Illustrators Cheat

My drawing class professor is working as a professional illustrator for decades now and he gives us some general tips time to time. But there is one thing he continues repeating almost every lesson: “Try cheating as much as possible!” Now that really shocked me at the beginning. Up until now I was told to give my all in learning to draw out of my own imagination, my own creativity, and now I’m supposed to cheat?! The word itself implies that it’s something wrong, something bad. I really had a hard time adapting to this new attitude…

I attended some other drawing classes at the beginning of the semester and the other professors always stressed the point that we should really, sincerely try to learn drawing the traditional way meaning we should learn drawing from real life, learn everything on perspectives before actually applying the knowledge, learn the human hand’s anatomy and proportions in order to draw hands “the right way” and so on. So basically one has to learn all the theory first than use only real world reference and then combine all the knowledge and create art out of one’s imagination. One professor even referred to the illustrator’s cheats as “dirty little tricks” 😀

But what are those dirty tricks? Here are some examples I learned about concerning comics/manga (our current topic):

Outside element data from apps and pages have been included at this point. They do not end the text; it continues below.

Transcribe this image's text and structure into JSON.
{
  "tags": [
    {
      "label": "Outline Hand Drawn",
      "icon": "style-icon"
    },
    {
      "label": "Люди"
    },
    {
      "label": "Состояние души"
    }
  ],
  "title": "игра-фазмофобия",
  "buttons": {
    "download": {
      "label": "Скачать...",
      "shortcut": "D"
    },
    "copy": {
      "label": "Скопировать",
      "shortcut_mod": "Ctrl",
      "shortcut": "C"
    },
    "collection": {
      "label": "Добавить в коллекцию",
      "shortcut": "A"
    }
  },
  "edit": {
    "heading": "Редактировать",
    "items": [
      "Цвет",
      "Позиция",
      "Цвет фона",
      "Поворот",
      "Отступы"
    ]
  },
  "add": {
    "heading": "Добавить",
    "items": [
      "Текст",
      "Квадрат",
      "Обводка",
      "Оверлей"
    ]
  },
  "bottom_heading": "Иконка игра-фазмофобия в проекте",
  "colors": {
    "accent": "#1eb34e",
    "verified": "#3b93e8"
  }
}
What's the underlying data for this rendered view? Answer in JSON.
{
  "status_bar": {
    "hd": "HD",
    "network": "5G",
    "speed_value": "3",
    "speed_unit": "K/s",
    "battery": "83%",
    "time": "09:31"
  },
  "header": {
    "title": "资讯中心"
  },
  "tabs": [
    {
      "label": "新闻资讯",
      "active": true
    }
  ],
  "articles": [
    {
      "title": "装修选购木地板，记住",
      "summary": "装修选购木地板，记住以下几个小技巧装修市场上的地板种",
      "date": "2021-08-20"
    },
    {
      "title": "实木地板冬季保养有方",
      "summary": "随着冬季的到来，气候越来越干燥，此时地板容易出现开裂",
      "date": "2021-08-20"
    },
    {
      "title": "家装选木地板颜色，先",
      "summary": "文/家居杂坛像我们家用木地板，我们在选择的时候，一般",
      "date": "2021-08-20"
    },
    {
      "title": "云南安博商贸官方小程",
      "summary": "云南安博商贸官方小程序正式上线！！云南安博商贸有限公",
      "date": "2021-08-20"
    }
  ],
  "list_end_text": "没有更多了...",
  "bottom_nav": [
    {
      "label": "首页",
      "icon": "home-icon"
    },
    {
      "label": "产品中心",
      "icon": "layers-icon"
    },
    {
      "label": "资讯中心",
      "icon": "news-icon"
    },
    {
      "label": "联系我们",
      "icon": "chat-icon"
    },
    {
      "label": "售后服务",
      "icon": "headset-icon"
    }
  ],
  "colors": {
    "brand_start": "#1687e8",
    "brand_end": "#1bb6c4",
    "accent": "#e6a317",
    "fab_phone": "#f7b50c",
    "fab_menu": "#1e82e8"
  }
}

  • when drawing a background image, simply find a picture and use Photoshop (or any other image processing application) to trace it and color it
  • when you can’t draw some particular subject than don’t (the example our professor used was to draw horse legs, we were advised to draw the horse standing in tall grass or just cut the image so the legs aren’t visible)
  • try using perspective in order to create a view of the image where you need to draw as less as possible  (like when you draw a crowd of people from a low angle as opposed to a top view where far more individuals would be visible)
  • additionally I know of some professional concept artists who don’t even bother applying perspective on their own but use computer programs like Google SketchUp instead
  • and of course cheating with digital painting is a well known practice (for example line correction or texture application)

Well, some of these “dirty tricks” turned out to be actually really necessary for professionals since there’s no way one can know every aspect of drawing theory or know how to draw every subject. This would be too time-consuming, and time is the one thing illustrators apparently don’t have.

At the Comic Action exhibition a few weeks ago I saw a lot of artists using their cell phone cameras to use pictures of their own hands as reference material. And I really thought professionals don’t need to…

As a consequence I started asking myself “What is the right way to learn drawing hands for example? Should I learn the proportions and anatomy thoroughly first and then start drawing following those rules or should I simply make a picture of the hand I need for my image every time?” I’ve already read a lot on hands but I have to admit that didn’t help me dramatically drawing basic gestures. I came to the conclusion that the pure observation way is quite good for general drawing improvement but as soon as you want to draw a subject really convincingly, realistically and perhaps even without reference you’ll probably need the theoretical knowledge.

Considering both, the traditional and the illustrator’s approach to drawing, the perfect way to go would be to build up a solid basis of minimal knowledge which you should expand whenever you’ve got the time to combined with “cheating” in order to save time and/or achieve better results. So in my point of view trickery should be the ace up your sleeve. You’ll need to learn when and how to use it. And don’t be afraid to do so like I was.